Popular personal climate actions include recycling, cutting down on plastic waste and buying more efficient appliances.
More than 6 in 10 EU citizens say they have taken action to fight climate change over the last six months.
That is according to a survey of 26,358 people from different social and demographic groups across the bloc.
Carried out by the European Commission, it found that a huge majority of Europeans - 93 per cent - believe that climate change is a serious problem facing the world.
Respondents in seven countries said climate change is the most serious problem the world is facing right now: Belgium, Denmark, Germany, Ireland, Malta, the Netherlands, Austria, Finland and Sweden. For 16 of the 27 EU member states, it ranks among the top three.
So where do the most people say they are taking action on climate change and who do Europeans think is responsible?
Where in Europe are the most people taking personal action on climate change?
The highest percentage of people taking personal action was in Luxembourg (82 per cent), closely followed by Finland and Sweden (81 per cent each).

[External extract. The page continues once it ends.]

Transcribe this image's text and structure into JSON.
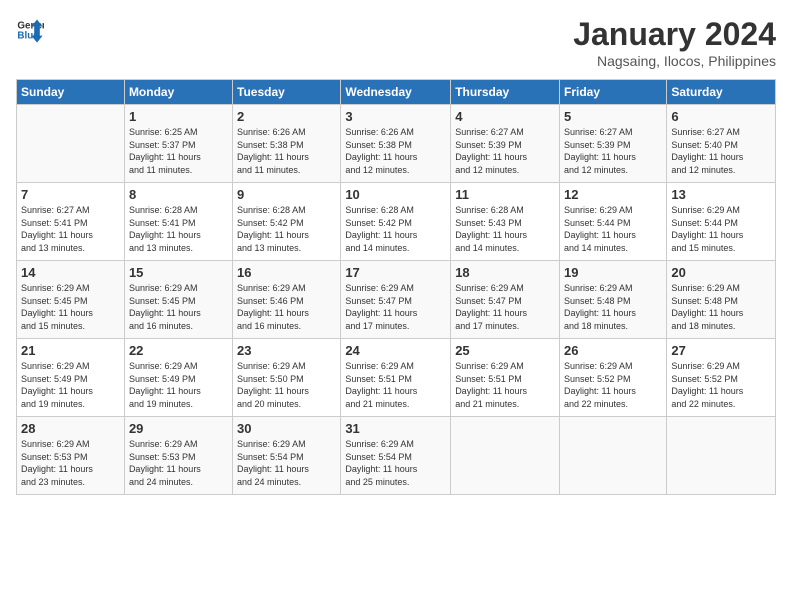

The countries where the lowest number of people said they were taking personal action were Poland (39 per cent), Bulgaria (35 per cent) and Romania (29 per cent).
In Luxembourg, reducing waste and separating it for recycling was the most popular action. Cutting down consumption of disposable items like plastic bags and buying more organic food was third.
Recycling was also popular with respondents in Finland and Sweden followed by reducing the use of excess packing. Using environmentally friendly alternatives to a private car like cycling or taking public transport was the next most common climate action in these two countries.
Who do Europeans think should take action on climate change?
While many are choosing to change their lifestyles in an effort to be more green, just 35 per cent of people hold themselves personally responsible.
A majority of people think that the European Union, national governments, businesses and industry are responsible for tackling climate change.
More than two-thirds of EU citizens think that their government isn’t doing enough to tackle climate change. That figure has decreased by eight per cent since spring 2021.
In all but one member state - Finland - respondents are most likely to say their government isn’t doing enough.
And people are optimistic about what improving the EU’s climate action could do. Three-quarters believe it could lead to innovation that will help companies across the bloc.
“European citizens understand the threat of climate change, and continue to support climate action by the EU, national governments, business and individuals,” EU green chief Frans Timmermans said.
“The results of this survey are a powerful reminder that popular support to advance with the European Green Deal remains as high as ever. It is up to politicians and decision-makers to heed that call.”